The light used is a white light from a typical bulb. The issue of colour relates to the colour that the back of the eye appears to be during the test. The retina will appear to shine red which gives the test it’s name. This is the same effect which causes ‘red eye’ in photographs. Black and asian patients are likely to have more pigmentation in their eyes including in the back of the retina which can cause the reflection from the retina to look a paler more orange colour.
When a doctor is performing a red reflex test they are looking for a strong, clear red glow from each eye. Warning signs of a problem can be if the two eyes do not look the same (can indicate amblyopia), if there is no reflex,a white reflex (can indicate cataracts), or a white spot (can indicate retinoblastoma). If any of these symptoms are seen the doctor is likely to refer the patient to an ophthalmologist. If doctors are not aware that the red reflex may look paler in black and asian children then they may not be able to properly interpret the results of the test and make an appropriate referral.
Aniridia Network UK Chair Katie said “In our opinion the red reflex test is probably not that useful in directly diagnosing aniridia. The pupils are normally dilated before performing the test to allow more of the retina to be seen. This could mean the doctor will be less likely to notice that an aniridia patient’s pupil is already fully dilated due to the lack of iris. However, the test does pick up on other eye problems such as cataracts and amblyopia which are quite common in children with aniridia.

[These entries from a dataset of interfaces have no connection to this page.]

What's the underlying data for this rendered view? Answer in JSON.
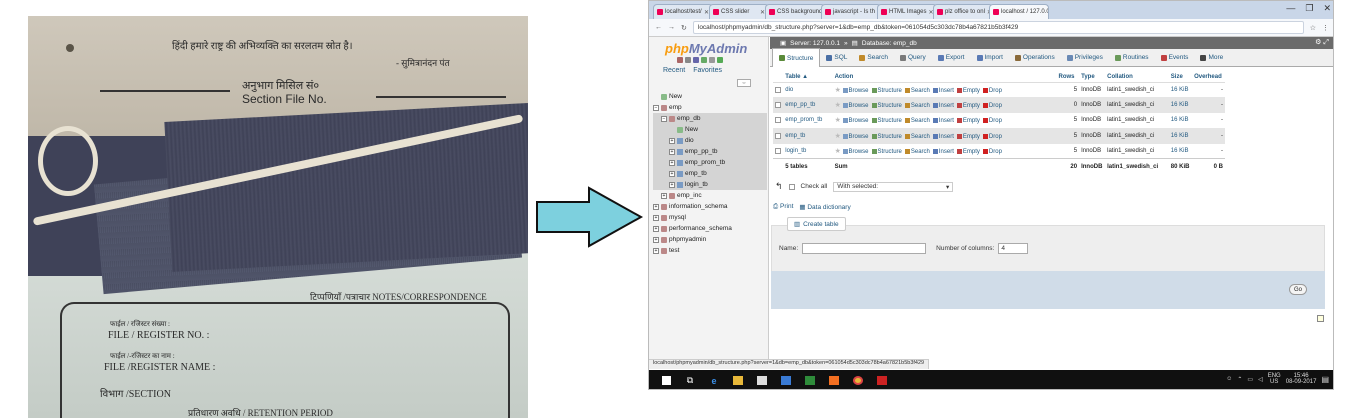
{
  "photo": {
    "hindi_top": "हिंदी हमारे राष्ट्र की अभिव्यक्ति का सरलतम स्रोत है।",
    "hindi_author": "- सुमित्रानंदन पंत",
    "section_file_hindi": "अनुभाग मिसिल सं०",
    "section_file_en": "Section File No.",
    "notes_label": "टिप्पणियाँ /पत्राचार NOTES/CORRESPONDENCE",
    "file_register_hi": "फाईल / रजिस्टर संख्या :",
    "file_register_no": "FILE / REGISTER NO. :",
    "file_register_name_hi": "फाईल /-रजिस्टर का नाम :",
    "file_register_name": "FILE /REGISTER NAME :",
    "section_hi": "विभाग /",
    "section": "SECTION",
    "retention": "प्रतिधारण अवधि / RETENTION PERIOD"
  },
  "browser": {
    "tabs": [
      {
        "label": "localhost/test/"
      },
      {
        "label": "CSS slider"
      },
      {
        "label": "CSS backgrounds"
      },
      {
        "label": "javascript - Is th"
      },
      {
        "label": "HTML Images"
      },
      {
        "label": "plz office to onl"
      },
      {
        "label": "localhost / 127.0.0"
      }
    ],
    "url": "localhost/phpmyadmin/db_structure.php?server=1&db=emp_db&token=061054d5c303dc78b4a67821b5b3f429",
    "win_minimize": "—",
    "win_maximize": "❐",
    "win_close": "✕"
  },
  "nav": {
    "logo_php": "php",
    "logo_myadmin": "MyAdmin",
    "recent": "Recent",
    "favorites": "Favorites",
    "collapse": "⇔",
    "tree": [
      {
        "label": "New",
        "indent": 0,
        "type": "new"
      },
      {
        "label": "emp",
        "indent": 0,
        "type": "db",
        "pm": "−"
      },
      {
        "label": "emp_db",
        "indent": 1,
        "type": "db",
        "pm": "−",
        "sel": true
      },
      {
        "label": "New",
        "indent": 2,
        "type": "new",
        "sel": true
      },
      {
        "label": "dio",
        "indent": 2,
        "type": "tbl",
        "pm": "+",
        "sel": true
      },
      {
        "label": "emp_pp_tb",
        "indent": 2,
        "type": "tbl",
        "pm": "+",
        "sel": true
      },
      {
        "label": "emp_prom_tb",
        "indent": 2,
        "type": "tbl",
        "pm": "+",
        "sel": true
      },
      {
        "label": "emp_tb",
        "indent": 2,
        "type": "tbl",
        "pm": "+",
        "sel": true
      },
      {
        "label": "login_tb",
        "indent": 2,
        "type": "tbl",
        "pm": "+",
        "sel": true
      },
      {
        "label": "emp_inc",
        "indent": 1,
        "type": "db",
        "pm": "+"
      },
      {
        "label": "information_schema",
        "indent": 0,
        "type": "db",
        "pm": "+"
      },
      {
        "label": "mysql",
        "indent": 0,
        "type": "db",
        "pm": "+"
      },
      {
        "label": "performance_schema",
        "indent": 0,
        "type": "db",
        "pm": "+"
      },
      {
        "label": "phpmyadmin",
        "indent": 0,
        "type": "db",
        "pm": "+"
      },
      {
        "label": "test",
        "indent": 0,
        "type": "db",
        "pm": "+"
      }
    ]
  },
  "main": {
    "server": "Server: 127.0.0.1",
    "arrow": "»",
    "database": "Database: emp_db",
    "menu": [
      {
        "label": "Structure",
        "color": "#5a8a3a"
      },
      {
        "label": "SQL",
        "color": "#4a6fa5"
      },
      {
        "label": "Search",
        "color": "#c08a2a"
      },
      {
        "label": "Query",
        "color": "#7a7a7a"
      },
      {
        "label": "Export",
        "color": "#5a7ab5"
      },
      {
        "label": "Import",
        "color": "#5a7ab5"
      },
      {
        "label": "Operations",
        "color": "#8a6a3a"
      },
      {
        "label": "Privileges",
        "color": "#6a8ab5"
      },
      {
        "label": "Routines",
        "color": "#6a9a5a"
      },
      {
        "label": "Events",
        "color": "#c04040"
      },
      {
        "label": "More",
        "color": "#444444"
      }
    ],
    "headers": {
      "table": "Table",
      "action": "Action",
      "rows": "Rows",
      "type": "Type",
      "collation": "Collation",
      "size": "Size",
      "overhead": "Overhead"
    },
    "actions": [
      "Browse",
      "Structure",
      "Search",
      "Insert",
      "Empty",
      "Drop"
    ],
    "rows": [
      {
        "name": "dio",
        "rows": "5",
        "type": "InnoDB",
        "collation": "latin1_swedish_ci",
        "size": "16 KiB",
        "overhead": "-"
      },
      {
        "name": "emp_pp_tb",
        "rows": "0",
        "type": "InnoDB",
        "collation": "latin1_swedish_ci",
        "size": "16 KiB",
        "overhead": "-"
      },
      {
        "name": "emp_prom_tb",
        "rows": "5",
        "type": "InnoDB",
        "collation": "latin1_swedish_ci",
        "size": "16 KiB",
        "overhead": "-"
      },
      {
        "name": "emp_tb",
        "rows": "5",
        "type": "InnoDB",
        "collation": "latin1_swedish_ci",
        "size": "16 KiB",
        "overhead": "-"
      },
      {
        "name": "login_tb",
        "rows": "5",
        "type": "InnoDB",
        "collation": "latin1_swedish_ci",
        "size": "16 KiB",
        "overhead": "-"
      }
    ],
    "footer": {
      "tables": "5 tables",
      "sum": "Sum",
      "rows": "20",
      "type": "InnoDB",
      "collation": "latin1_swedish_ci",
      "size": "80 KiB",
      "overhead": "0 B"
    },
    "check_all": "Check all",
    "with_selected": "With selected:",
    "print": "Print",
    "data_dictionary": "Data dictionary",
    "create_table": "Create table",
    "name_label": "Name:",
    "num_columns_label": "Number of columns:",
    "num_columns_value": "4",
    "go": "Go"
  },
  "status_url": "localhost/phpmyadmin/db_structure.php?server=1&db=emp_db&token=061054d5c303dc78b4a67821b5b3f429",
  "taskbar": {
    "lang": "ENG",
    "region": "US",
    "time": "15:46",
    "date": "08-09-2017"
  }
}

Hopefully this new guidance will lead to a quicker diagnosis for black and Asian infants with many different eye conditions.
She added “We were delighted to have Fuad’s daughter Shakila and her mother at the Aniridia Network UK Conference 2013 in London and hope to help them more in future.”